Your objective: Would you find each line in the entries below with the string "year" and copy it?

Dataset rows describing interfaces:
══════════════════════════════

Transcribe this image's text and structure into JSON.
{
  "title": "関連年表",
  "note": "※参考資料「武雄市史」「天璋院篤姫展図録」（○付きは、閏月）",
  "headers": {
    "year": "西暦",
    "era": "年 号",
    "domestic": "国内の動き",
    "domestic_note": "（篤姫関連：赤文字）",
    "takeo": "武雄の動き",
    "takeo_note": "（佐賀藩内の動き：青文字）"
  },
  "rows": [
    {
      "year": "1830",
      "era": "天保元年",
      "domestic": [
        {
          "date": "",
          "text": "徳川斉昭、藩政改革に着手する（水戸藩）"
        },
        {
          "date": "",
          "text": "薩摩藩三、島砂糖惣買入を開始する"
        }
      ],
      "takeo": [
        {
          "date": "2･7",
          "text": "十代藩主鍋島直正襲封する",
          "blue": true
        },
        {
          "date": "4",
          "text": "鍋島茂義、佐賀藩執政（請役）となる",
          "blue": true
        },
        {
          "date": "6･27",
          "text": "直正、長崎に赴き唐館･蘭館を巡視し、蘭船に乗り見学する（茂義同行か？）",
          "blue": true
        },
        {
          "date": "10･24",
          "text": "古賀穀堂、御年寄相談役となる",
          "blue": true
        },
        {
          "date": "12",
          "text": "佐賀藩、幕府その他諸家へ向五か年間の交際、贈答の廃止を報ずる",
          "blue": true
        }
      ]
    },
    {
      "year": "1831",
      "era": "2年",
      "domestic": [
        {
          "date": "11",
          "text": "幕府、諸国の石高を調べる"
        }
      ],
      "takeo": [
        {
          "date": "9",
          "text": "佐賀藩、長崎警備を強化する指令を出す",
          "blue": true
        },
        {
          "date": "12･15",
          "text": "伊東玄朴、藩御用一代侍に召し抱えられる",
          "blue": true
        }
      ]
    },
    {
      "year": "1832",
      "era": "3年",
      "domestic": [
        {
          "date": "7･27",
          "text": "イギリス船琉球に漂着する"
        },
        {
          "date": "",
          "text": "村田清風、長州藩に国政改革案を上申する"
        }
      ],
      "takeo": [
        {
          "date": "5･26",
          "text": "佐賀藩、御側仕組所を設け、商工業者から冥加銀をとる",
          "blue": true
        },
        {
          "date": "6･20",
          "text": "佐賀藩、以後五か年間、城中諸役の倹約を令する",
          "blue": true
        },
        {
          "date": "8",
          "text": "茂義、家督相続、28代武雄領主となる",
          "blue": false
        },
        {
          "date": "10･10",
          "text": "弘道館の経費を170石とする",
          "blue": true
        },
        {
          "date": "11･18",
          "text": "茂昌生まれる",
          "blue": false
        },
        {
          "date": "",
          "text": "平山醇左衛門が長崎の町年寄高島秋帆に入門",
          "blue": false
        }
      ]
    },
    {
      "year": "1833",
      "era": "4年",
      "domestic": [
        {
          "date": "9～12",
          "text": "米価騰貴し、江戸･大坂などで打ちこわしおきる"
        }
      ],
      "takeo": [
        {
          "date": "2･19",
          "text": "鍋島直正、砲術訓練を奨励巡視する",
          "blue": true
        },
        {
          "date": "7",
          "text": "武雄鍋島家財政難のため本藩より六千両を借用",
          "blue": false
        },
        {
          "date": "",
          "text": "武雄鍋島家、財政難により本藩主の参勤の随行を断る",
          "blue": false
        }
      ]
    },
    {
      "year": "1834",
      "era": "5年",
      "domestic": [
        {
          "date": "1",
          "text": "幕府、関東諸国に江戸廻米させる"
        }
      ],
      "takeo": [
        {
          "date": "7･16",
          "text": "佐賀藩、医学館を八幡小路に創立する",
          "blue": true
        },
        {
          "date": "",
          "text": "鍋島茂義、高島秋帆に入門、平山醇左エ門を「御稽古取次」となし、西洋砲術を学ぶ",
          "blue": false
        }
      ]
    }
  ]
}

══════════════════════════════

Response for this exercise:
    "year": "西暦",
      "year": "1830",
      "year": "1831",
      "year": "1832",
      "year": "1833",
      "year": "1834",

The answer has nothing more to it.